David J. Williams – Shit, for a moment I thought you’d written SCARCELY plausible. I’m thinking, yikes, hardball interviewer. : ) I think one of the reasons why my future world feels so real is that anyone who’s older than about 25 has already been there. We’ve already had one Cold War. Why not a second? I was essentially combining the East vs. West dynamic I remembered growing up with the rise of a new kind of warfare, one that’s in it’s infancy right now. Regardless of what you think of the current missile defense program, the fact remains that such technologies (e.g., speed-of-light weaponry, space-based hardware, etc.) will mature across the next several decades. What would happen if that development was to coincide with the rise of a new Eastern superpower that made the U.S.S.R. look like a bunch of kindergarteners?
Craig Gidney – Like Ian McDonald (Brasyl, River of Gods) you have an interest in exploring the interface between technology, capitalism and developing nations. Where did this interest come from? Do you have any predictions or insights?
David J. Williams – I’m a history junkie. And I was drawn to science fiction (both as a reader and a writer) because I always saw it as a kind of future history. And if you approach that future with a historian’s training (though keep in mind I chickened out of grad school), you can start to see connections that maybe get missed otherwise. So, with regards to developing nations, I was trying to extrapolate two separate trends. One is that, as the Earth’s environment degrades, the U.S. and others are likely to attempt to control the direction/pace/nature of developing nations’ industrialization. Another is that a serious arms-race in space could turn equatorial territory into premium real-estate (because it’s cheaper to launch hardware from the low latitudes). Put those two potential trends together, and you’ve got some real problems for Third World nations trying to keep the superpowers out of their backyard.
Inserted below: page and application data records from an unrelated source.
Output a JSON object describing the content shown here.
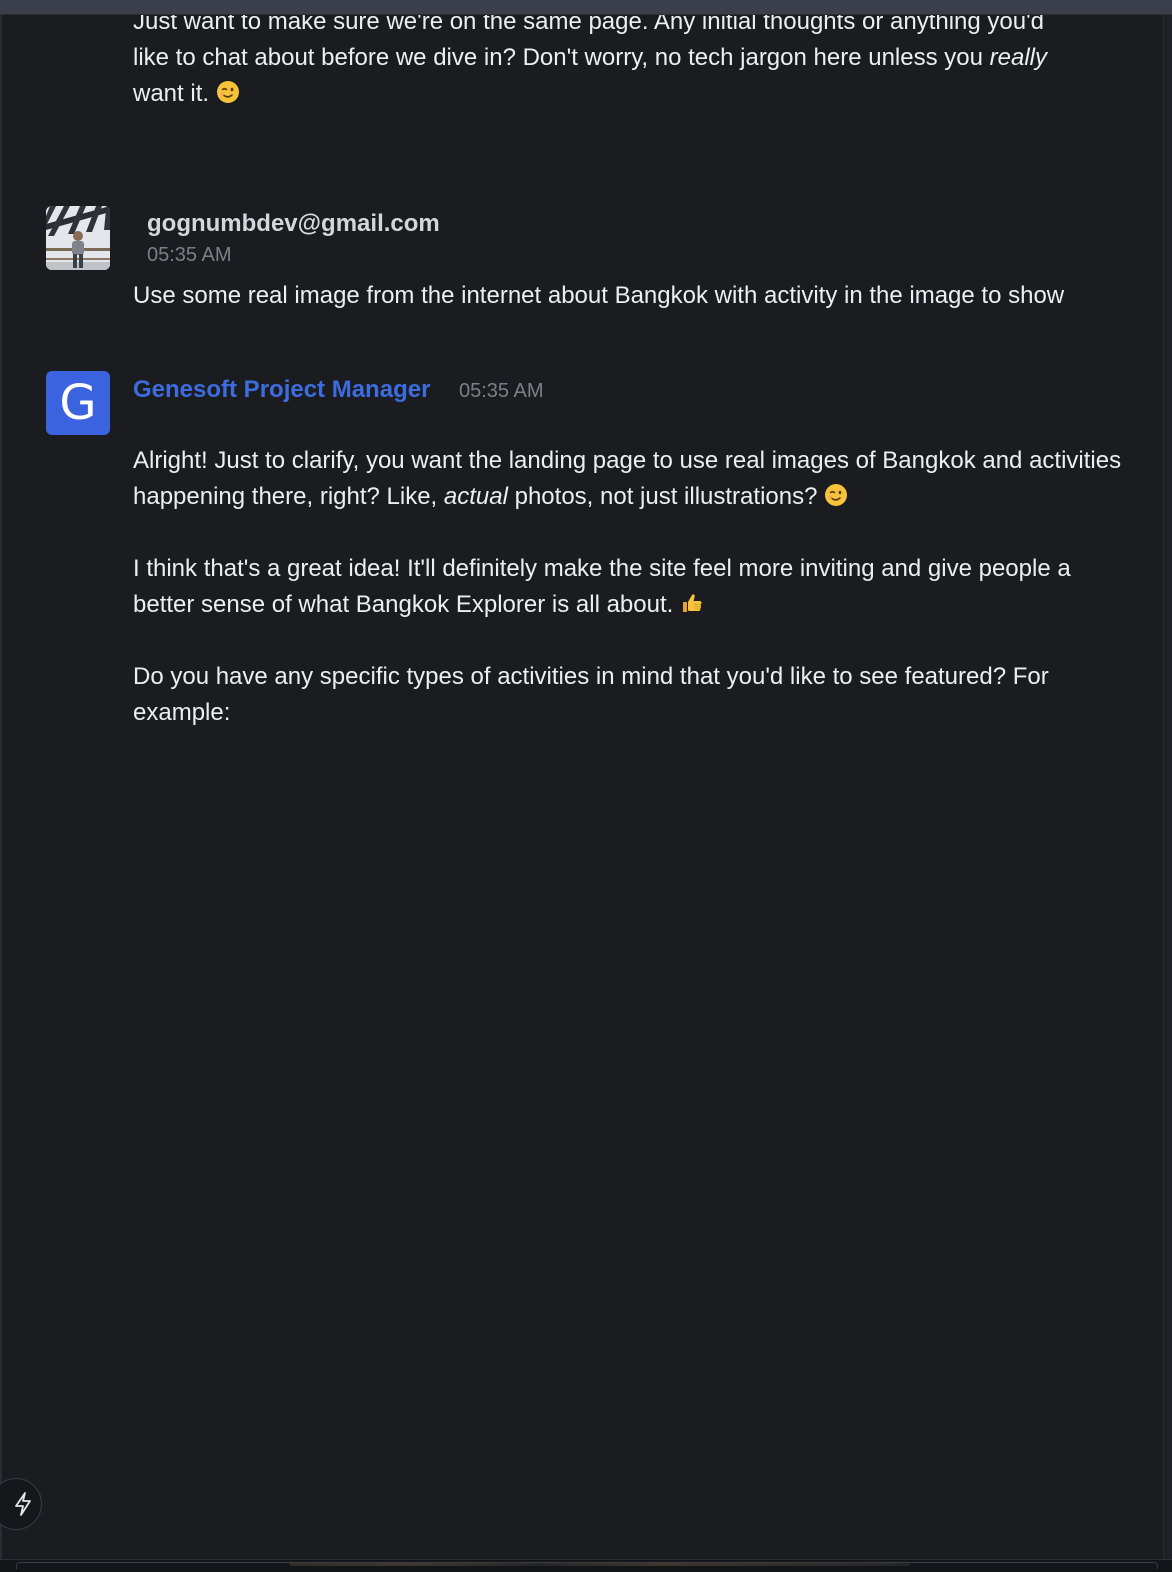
{
  "previous_message": {
    "line1": "Just want to make sure we're on the same page. Any initial thoughts or anything you'd",
    "line2_before": "like to chat about before we dive in? Don't worry, no tech jargon here unless you ",
    "line2_em": "really",
    "line3": "want it. ",
    "emoji": "wink-emoji"
  },
  "user_message": {
    "author": "gognumbdev@gmail.com",
    "time": "05:35 AM",
    "text": "Use some real image from the internet about Bangkok with activity in the image to show",
    "avatar": "user-photo-avatar"
  },
  "pm_message": {
    "author": "Genesoft Project Manager",
    "avatar_letter": "G",
    "time": "05:35 AM",
    "p1_before": "Alright! Just to clarify, you want the landing page to use real images of Bangkok and activities happening there, right? Like, ",
    "p1_em": "actual",
    "p1_after": " photos, not just illustrations? ",
    "p1_emoji": "wink-emoji",
    "p2": "I think that's a great idea! It'll definitely make the site feel more inviting and give people a better sense of what Bangkok Explorer is all about. ",
    "p2_emoji": "thumbs-up-emoji",
    "p3": "Do you have any specific types of activities in mind that you'd like to see featured? For example:"
  },
  "colors": {
    "background": "#1b1c20",
    "pm_name": "#3d6cdf",
    "pm_avatar": "#3b63e0",
    "timestamp": "#7b7f88"
  },
  "fab_icon": "lightning-icon"
}
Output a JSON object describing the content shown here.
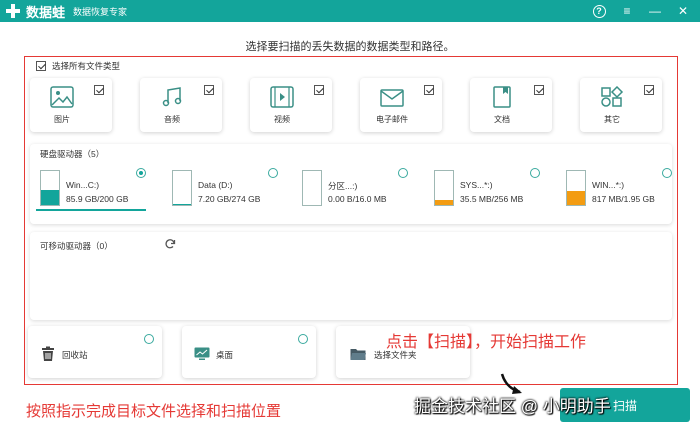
{
  "titlebar": {
    "app_name": "数据蛙",
    "subtitle": "数据恢复专家",
    "help_icon": "help-icon",
    "menu_icon": "hamburger-menu-icon",
    "minimize_icon": "minimize-icon",
    "close_icon": "close-icon",
    "color": "#13a59b"
  },
  "instruction": "选择要扫描的丢失数据的数据类型和路径。",
  "file_types": {
    "select_all_label": "选择所有文件类型",
    "select_all_checked": true,
    "items": [
      {
        "label": "图片",
        "icon": "image-icon",
        "checked": true
      },
      {
        "label": "音频",
        "icon": "music-icon",
        "checked": true
      },
      {
        "label": "视频",
        "icon": "video-icon",
        "checked": true
      },
      {
        "label": "电子邮件",
        "icon": "email-icon",
        "checked": true
      },
      {
        "label": "文档",
        "icon": "document-icon",
        "checked": true
      },
      {
        "label": "其它",
        "icon": "other-shapes-icon",
        "checked": true
      }
    ]
  },
  "hard_drives": {
    "section_label": "硬盘驱动器（5）",
    "items": [
      {
        "name": "Win...C:)",
        "size": "85.9 GB/200 GB",
        "fill_fraction": 0.43,
        "fill_color": "#13a59b",
        "selected": true
      },
      {
        "name": "Data (D:)",
        "size": "7.20 GB/274 GB",
        "fill_fraction": 0.03,
        "fill_color": "#13a59b",
        "selected": false
      },
      {
        "name": "分区...:)",
        "size": "0.00  B/16.0 MB",
        "fill_fraction": 0.0,
        "fill_color": "#f39c12",
        "selected": false
      },
      {
        "name": "SYS...*:)",
        "size": "35.5 MB/256 MB",
        "fill_fraction": 0.14,
        "fill_color": "#f39c12",
        "selected": false
      },
      {
        "name": "WIN...*:)",
        "size": "817 MB/1.95 GB",
        "fill_fraction": 0.42,
        "fill_color": "#f39c12",
        "selected": false
      }
    ]
  },
  "removable_drives": {
    "section_label": "可移动驱动器（0）",
    "refresh_icon": "refresh-icon"
  },
  "locations": [
    {
      "label": "回收站",
      "icon": "recycle-bin-icon"
    },
    {
      "label": "桌面",
      "icon": "desktop-icon"
    },
    {
      "label": "选择文件夹",
      "icon": "folder-icon"
    }
  ],
  "annotations": {
    "scan_hint": "点击【扫描】，开始扫描工作",
    "bottom_hint": "按照指示完成目标文件选择和扫描位置",
    "color": "#e53935"
  },
  "watermark": "掘金技术社区 @ 小明助手",
  "scan_button": {
    "label": "扫描"
  }
}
Craig Gidney – The style of the book is very immediate and filled with blackly humorous asides. How long did it take you to find the right voice? What is your writing process like?
David J. Williams – I can tell you exactly how long it took. I started writing in September of 2000, and finally managed to get something going in September of 2004. Some of that was learning how to write and some of it was figuring out the plot so that I had something TO write. But the voice I was searching for was elusive, and remained so for a long time.
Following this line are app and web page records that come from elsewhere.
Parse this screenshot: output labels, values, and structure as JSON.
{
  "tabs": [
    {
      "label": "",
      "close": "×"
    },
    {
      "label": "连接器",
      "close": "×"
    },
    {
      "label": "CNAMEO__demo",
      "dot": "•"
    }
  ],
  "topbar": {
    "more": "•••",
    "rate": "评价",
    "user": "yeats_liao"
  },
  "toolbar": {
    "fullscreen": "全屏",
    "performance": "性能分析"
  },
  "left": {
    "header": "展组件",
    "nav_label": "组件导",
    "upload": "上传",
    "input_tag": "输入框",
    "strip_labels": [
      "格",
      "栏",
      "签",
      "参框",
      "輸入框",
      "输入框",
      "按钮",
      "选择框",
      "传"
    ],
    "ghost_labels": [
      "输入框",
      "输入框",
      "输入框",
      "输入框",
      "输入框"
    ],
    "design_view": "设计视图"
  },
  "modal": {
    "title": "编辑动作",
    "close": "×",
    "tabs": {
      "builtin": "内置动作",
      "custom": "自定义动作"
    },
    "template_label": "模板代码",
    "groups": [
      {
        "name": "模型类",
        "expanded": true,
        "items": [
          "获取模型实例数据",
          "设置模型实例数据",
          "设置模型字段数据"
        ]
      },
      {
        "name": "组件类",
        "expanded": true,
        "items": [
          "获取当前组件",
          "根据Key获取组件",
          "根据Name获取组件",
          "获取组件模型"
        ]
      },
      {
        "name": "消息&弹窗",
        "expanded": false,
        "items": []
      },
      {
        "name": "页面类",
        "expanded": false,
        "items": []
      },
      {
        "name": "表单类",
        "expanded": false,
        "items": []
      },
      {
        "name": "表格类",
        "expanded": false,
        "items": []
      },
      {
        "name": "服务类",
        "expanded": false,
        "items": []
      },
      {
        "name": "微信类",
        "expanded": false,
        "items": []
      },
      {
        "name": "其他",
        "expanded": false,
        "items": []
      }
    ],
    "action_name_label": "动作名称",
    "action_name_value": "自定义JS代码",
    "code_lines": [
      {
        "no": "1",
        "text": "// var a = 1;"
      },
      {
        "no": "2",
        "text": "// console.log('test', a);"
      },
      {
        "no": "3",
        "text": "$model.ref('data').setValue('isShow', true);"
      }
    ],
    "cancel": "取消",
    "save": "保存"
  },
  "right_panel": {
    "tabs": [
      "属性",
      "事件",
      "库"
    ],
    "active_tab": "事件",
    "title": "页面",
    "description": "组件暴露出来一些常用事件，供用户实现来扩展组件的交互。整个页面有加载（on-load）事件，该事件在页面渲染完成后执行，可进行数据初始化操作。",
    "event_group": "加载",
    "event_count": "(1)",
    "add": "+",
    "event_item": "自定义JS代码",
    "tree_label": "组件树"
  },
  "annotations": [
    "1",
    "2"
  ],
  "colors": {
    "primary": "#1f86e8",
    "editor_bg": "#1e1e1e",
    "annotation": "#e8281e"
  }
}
As to my writing process: it’s very un-spontaneous. I place a great deal of emphasis on brainstorming, and have two different levels of that I go through: “clean-sheet” what-the-hell’s-going-on-here-big-picture brainstorming, and then a more precise kind where I’m mapping out the scenes. I can’t just plunge in. For me this is like shooting a movie: if I don’t have the whole thing storyboarded, I’m wasting my time.
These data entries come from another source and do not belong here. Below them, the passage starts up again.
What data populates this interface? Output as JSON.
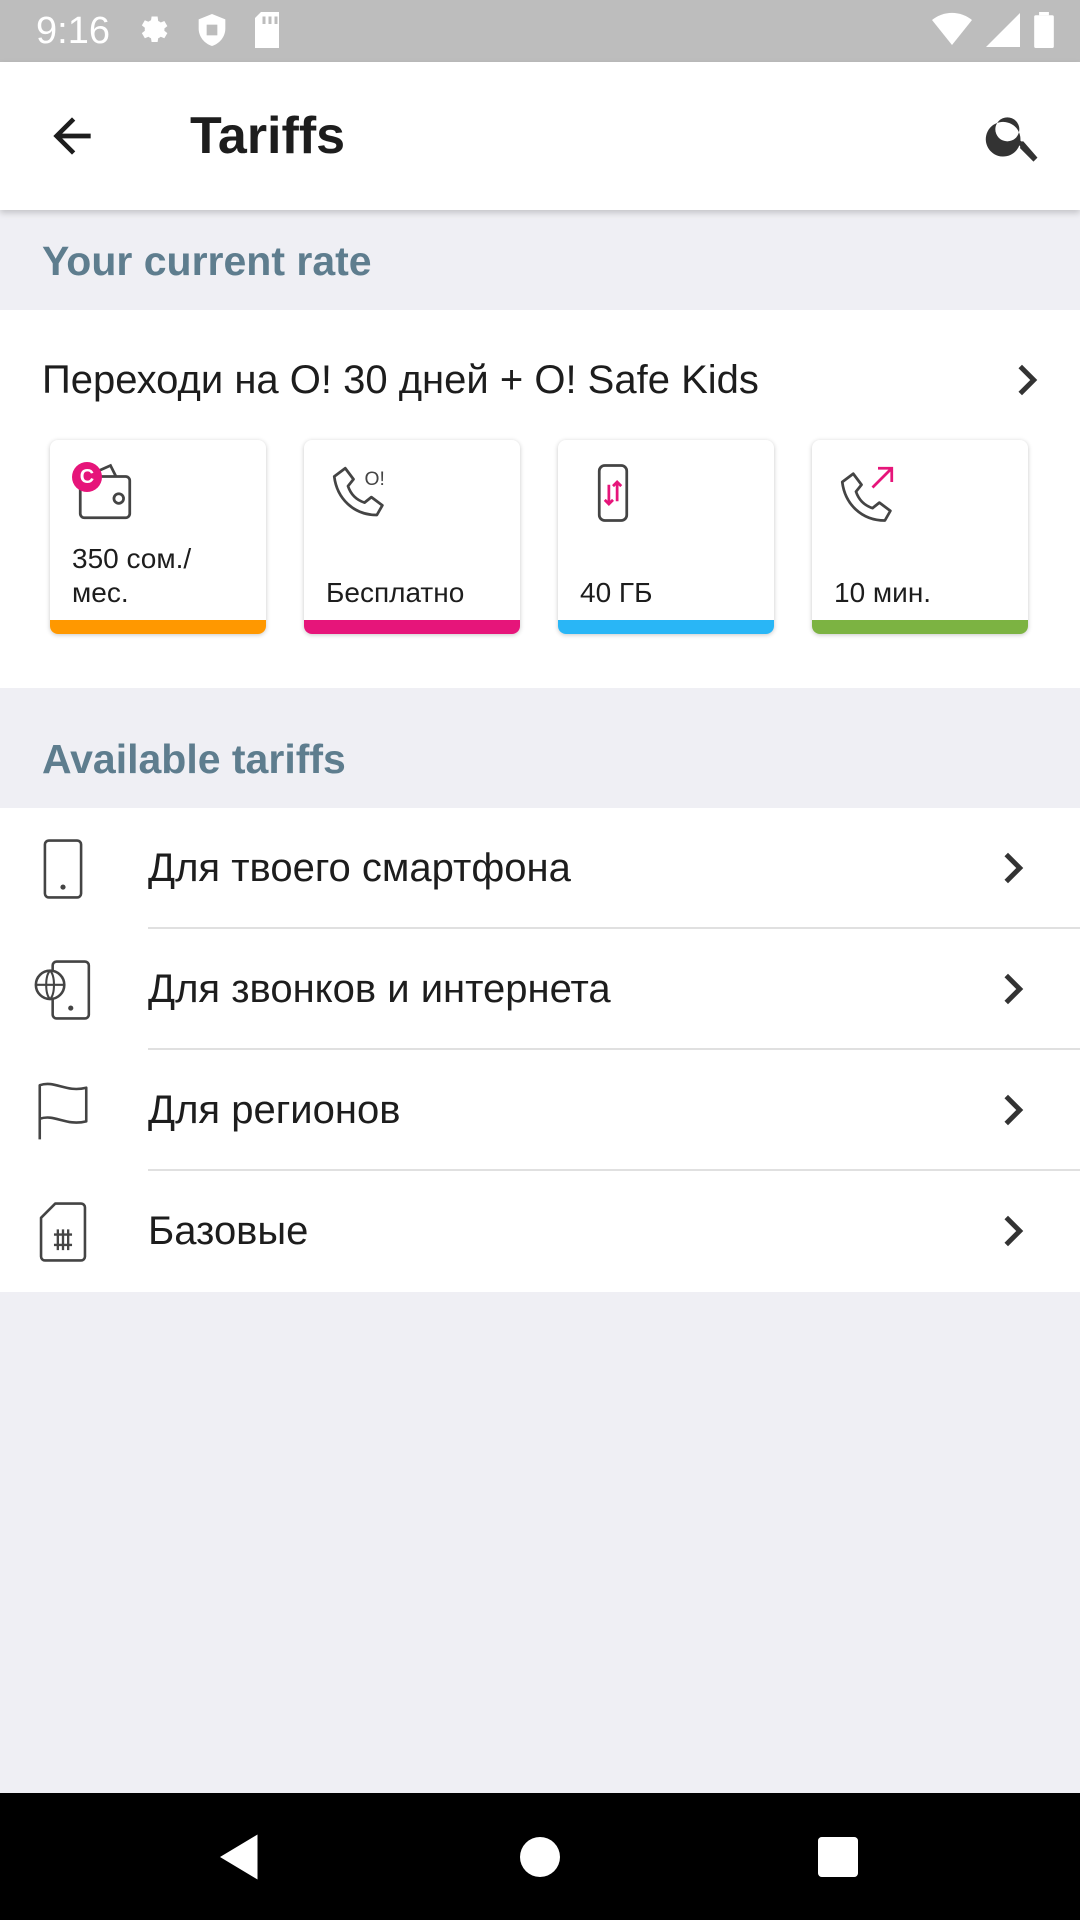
{
  "status_bar": {
    "time": "9:16",
    "icons_left": [
      "settings-icon",
      "shield-icon",
      "sd-card-icon"
    ],
    "icons_right": [
      "wifi-icon",
      "signal-icon",
      "battery-icon"
    ]
  },
  "app_bar": {
    "title": "Tariffs",
    "back_icon": "arrow-back-icon",
    "search_icon": "search-icon"
  },
  "current_rate": {
    "header": "Your current rate",
    "title": "Переходи на О! 30 дней + О! Safe Kids",
    "tiles": [
      {
        "icon": "wallet-icon",
        "badge": "С",
        "label": "350 сом./ мес.",
        "color": "#ff9800"
      },
      {
        "icon": "phone-call-icon",
        "label": "Бесплатно",
        "color": "#e6157a"
      },
      {
        "icon": "phone-data-icon",
        "label": "40 ГБ",
        "color": "#29b6f6"
      },
      {
        "icon": "outgoing-call-icon",
        "label": "10 мин.",
        "color": "#7cb342"
      }
    ]
  },
  "available": {
    "header": "Available tariffs",
    "items": [
      {
        "icon": "smartphone-icon",
        "label": "Для твоего смартфона"
      },
      {
        "icon": "globe-phone-icon",
        "label": "Для звонков и интернета"
      },
      {
        "icon": "flag-icon",
        "label": "Для регионов"
      },
      {
        "icon": "sim-card-icon",
        "label": "Базовые"
      }
    ]
  },
  "colors": {
    "accent": "#e6157a",
    "section_header": "#5e7d8e",
    "background": "#efeff4"
  }
}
Craig Gidney – You’d sold your trilogy before your time at Clarion West. How did the experience help or hinder your process?
David J. Williams – Yeah, the timing of that was pretty surreal. I applied to Clarion about six weeks after I landed an agent—and then about three weeks before I took off for Clarion, she had Bantam Spectra ready to sign on the dotted line. But (to answer your question) Clarion was awesome. I’d never experienced anything like that: I’d been pretty much living under a rock in D.C. (or rather, living in airports) and avoiding critique groups, partially because I was insecure, and partially because my full-time-plus workaholic day job gave me no time to meet the obligations that such groups incur (like reading everybody else’s stuff). I miss everybody I met in Seattle more than I can say—I wish I could do it again this summer.
Craig Gidney – Thanks for allowing me to interrupt your schedule, given that you’re knee-deep in writing the second book of the trilogy. One last question: who are you reading in the field?
David J. Williams – Right now I’m re-reading Herbert’s DUNE MESSIAH. Which I put right up there with DUNE, and I don’t care what anybody says.